Items from an interface collection →
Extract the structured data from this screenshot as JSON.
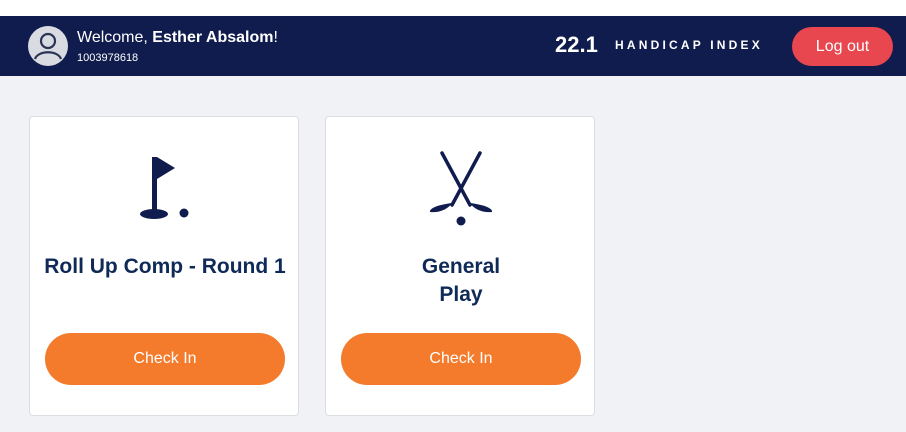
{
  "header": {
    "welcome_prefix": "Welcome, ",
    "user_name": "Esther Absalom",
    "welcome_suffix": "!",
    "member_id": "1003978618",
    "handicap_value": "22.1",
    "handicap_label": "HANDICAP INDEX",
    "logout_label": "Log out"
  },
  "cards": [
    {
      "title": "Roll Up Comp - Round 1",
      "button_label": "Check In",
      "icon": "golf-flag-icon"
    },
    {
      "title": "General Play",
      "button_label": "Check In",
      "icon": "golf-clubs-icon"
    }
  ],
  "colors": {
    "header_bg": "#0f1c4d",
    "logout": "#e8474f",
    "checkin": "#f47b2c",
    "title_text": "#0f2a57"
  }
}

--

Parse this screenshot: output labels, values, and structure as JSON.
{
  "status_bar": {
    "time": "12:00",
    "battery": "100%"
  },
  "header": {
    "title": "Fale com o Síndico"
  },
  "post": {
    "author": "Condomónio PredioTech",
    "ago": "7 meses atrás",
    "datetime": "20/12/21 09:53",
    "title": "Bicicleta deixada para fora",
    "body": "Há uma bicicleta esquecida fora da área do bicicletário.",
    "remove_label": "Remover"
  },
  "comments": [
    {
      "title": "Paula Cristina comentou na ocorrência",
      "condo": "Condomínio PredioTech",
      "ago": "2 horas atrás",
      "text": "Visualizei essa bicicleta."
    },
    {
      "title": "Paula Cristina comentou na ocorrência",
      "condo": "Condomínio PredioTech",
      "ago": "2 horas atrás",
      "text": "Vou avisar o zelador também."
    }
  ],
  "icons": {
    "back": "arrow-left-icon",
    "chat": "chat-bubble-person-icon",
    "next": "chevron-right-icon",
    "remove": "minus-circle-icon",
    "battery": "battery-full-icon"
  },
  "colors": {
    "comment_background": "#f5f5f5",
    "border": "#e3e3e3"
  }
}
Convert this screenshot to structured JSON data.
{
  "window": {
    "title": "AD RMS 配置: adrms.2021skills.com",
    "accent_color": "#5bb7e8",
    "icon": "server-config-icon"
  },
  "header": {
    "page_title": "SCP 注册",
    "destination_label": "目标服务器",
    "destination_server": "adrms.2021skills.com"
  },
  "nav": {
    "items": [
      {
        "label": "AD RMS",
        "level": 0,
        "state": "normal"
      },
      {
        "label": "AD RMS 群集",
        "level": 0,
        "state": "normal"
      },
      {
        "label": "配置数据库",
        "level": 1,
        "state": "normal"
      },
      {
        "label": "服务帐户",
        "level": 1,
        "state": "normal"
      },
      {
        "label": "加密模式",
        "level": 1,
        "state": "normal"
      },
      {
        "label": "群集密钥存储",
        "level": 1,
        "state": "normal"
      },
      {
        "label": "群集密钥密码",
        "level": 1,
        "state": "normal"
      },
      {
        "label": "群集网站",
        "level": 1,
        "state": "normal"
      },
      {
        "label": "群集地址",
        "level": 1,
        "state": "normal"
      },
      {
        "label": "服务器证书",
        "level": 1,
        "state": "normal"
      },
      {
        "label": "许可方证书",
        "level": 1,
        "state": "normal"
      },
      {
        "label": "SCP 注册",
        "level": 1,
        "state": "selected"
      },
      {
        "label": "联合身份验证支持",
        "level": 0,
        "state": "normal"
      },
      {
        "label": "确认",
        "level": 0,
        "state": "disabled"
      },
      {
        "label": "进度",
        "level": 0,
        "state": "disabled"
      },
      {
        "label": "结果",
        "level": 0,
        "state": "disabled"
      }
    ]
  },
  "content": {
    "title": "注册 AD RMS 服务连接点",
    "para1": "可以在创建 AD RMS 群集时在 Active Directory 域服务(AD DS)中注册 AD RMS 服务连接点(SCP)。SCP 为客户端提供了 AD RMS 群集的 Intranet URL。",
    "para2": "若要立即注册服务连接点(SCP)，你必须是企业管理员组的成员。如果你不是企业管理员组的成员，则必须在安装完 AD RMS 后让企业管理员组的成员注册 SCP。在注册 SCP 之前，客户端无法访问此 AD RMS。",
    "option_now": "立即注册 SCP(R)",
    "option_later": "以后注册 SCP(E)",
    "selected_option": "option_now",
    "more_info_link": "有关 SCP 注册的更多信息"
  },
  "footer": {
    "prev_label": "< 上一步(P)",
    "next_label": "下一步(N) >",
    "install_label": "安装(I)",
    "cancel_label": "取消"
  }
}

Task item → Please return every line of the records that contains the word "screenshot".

Response area →
Extract the structured data from this screenshot as JSON.
Parse this screenshot: output labels, values, and structure as JSON.
Convert this screenshot to structured JSON data.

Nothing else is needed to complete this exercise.